Low-light photography

January 18, 2007 2:20am CST
I am a hobbyist in photography and currently practicing on low-light photography. I'd like to hear some of your ideas/experiences on this topic. Maybe you'd also like to share techniques and the lens and camera settings that you usually use.
1 person likes this
6 responses
@bobmnu (8160)
• United States
27 Jan 07
If you have a Canon SLR I woudl suggest you purchase the 50mm f1.8 lens. It is less than $100.00, and produces sharp photos in low light. I use it for most of my indoor sports photos. I get very good stop action without blurring. I shoot at ISO 1600 and when I shoot outdoor at night I use a monopod or tripod.
@jynt_aa (154)
• India
26 Jan 07
well i do not have much idea about this but all you need is a high resolution camera and high mega pixels. the more your pixels are the better low-light photography can be done. you can prefer camera with ranging from 5 to 10 mega pixels. they do cost a lot but much of help in professional photography.
@volschenkh (1044)
• South Africa
18 Jan 07
Hi I am not sure what you mean by low-light photography as a technique, to me its more a condition that really makes photography difficult. For this type of conditions you will need really good fast lenses with maximum aperture down to 2.8 (or even lower) to really get sharp images!
• Philippines
19 Jan 07
Thanks, that's helpful.
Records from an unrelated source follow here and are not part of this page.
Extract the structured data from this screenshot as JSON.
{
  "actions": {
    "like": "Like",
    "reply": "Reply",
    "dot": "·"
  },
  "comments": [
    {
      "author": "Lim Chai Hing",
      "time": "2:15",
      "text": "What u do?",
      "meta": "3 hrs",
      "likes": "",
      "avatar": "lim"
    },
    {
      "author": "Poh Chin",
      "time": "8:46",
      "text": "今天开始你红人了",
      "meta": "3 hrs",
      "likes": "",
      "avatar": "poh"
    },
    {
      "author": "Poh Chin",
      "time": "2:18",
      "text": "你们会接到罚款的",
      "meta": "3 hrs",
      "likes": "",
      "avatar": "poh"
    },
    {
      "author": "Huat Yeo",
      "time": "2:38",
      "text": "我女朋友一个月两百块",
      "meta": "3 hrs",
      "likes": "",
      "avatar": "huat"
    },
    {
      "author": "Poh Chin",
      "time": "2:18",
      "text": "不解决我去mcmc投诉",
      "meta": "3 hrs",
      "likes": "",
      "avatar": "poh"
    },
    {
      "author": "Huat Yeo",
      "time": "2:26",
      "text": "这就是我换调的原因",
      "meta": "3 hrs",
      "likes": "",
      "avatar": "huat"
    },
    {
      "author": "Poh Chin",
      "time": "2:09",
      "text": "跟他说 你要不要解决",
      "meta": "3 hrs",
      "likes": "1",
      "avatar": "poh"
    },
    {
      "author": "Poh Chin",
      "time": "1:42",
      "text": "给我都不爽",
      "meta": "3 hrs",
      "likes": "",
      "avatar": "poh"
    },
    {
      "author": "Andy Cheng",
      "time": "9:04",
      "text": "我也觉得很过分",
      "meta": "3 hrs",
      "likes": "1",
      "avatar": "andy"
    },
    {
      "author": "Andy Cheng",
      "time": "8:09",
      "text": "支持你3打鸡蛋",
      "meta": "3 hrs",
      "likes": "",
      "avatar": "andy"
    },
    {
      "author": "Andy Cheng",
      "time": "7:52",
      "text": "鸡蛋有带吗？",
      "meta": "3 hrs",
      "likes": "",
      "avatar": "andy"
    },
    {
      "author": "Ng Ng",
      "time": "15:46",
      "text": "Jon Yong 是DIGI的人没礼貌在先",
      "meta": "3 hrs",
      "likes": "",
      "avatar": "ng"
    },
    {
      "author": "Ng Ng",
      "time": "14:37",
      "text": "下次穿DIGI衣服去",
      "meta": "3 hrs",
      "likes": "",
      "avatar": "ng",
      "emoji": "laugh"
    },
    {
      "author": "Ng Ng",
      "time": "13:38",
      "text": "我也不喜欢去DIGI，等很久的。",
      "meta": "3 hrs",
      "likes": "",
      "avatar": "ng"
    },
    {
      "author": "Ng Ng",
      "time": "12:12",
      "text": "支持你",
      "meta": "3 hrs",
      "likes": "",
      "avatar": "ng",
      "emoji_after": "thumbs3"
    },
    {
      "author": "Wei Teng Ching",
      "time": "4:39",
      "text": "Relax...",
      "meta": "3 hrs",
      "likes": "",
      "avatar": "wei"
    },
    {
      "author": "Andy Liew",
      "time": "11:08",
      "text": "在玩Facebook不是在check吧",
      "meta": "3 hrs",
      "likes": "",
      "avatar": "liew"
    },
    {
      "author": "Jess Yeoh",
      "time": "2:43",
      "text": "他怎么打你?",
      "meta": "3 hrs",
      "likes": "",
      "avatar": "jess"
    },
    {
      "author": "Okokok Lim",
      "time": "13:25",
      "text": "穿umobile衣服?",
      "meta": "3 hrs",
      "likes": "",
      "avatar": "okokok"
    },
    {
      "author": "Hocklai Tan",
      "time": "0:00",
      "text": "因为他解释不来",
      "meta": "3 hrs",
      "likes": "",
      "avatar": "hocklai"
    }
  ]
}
What I meant was we need some "techniques" to shoot photos in low-light conditions. :) So your suggestions help! Based on my experience also, we can use bulb exposure (slow shutter speed) but that we need a tripod so there will be no camera shake.
@shmeedia (1045)
• Canada
30 Jan 07
i think a tripod and bulb with a trigger for tripping your shutter at a distance is the best method, if you are using 35mm cameras. this can give terrific results, but you will have to experiment with your exposures and bracket until you achieve the desired effect. if you don't mind grain, you should also use a high iso film (like 1600ASA). if you're going for digital cameras, the coolest results i have achieved have been by using the actual 'night setting' mode. i know this doesn't exist on all cameras, but if you are lucky enough to have such a feature, try it out. you can also get some neat ghostly effects with some experimentation!
• United States
2 Feb 07
do digital cameras have reciprocity failure?
@rhinoboy (2129)
2 Feb 07
If I knew what that was I would love to answer!! I'm quite interested in what it actually is though. Could you post up a brief explanation please?
@rhinoboy (2129)
2 Feb 07
I can only agree with the comments made above. I'm just a novice snapper, but luckily my camera (Fuji Finepix A350) has the 'Night' setting as mentioned above. I don't have a full tripod, but a small flexy one which works well enough. i tried messing with the night shots a while ago, and found that the shutter speed is noticably slow. Every shot I took was really blurred when i held the camera (even leaning against a wall for stability). I found that using the delay and setting the camera on the tripod made for some excellent shots under street lighting. I must also add that there were no moving objects in these, so i don;t kow what people would come out like.
@dh0n_5 (16)
• Philippines
26 Jan 07
The key in low light photography is the TRIPOD whether you have fast lens or slow lens and you should set you lens to manual settings and then focus. Use the slow or bulb settings to let the sensor capture everything. I also suggest to use remote or cable released coz even thought you used tripod camera shake will always occurs when you push the shutter button in your camera. Hope this help good luck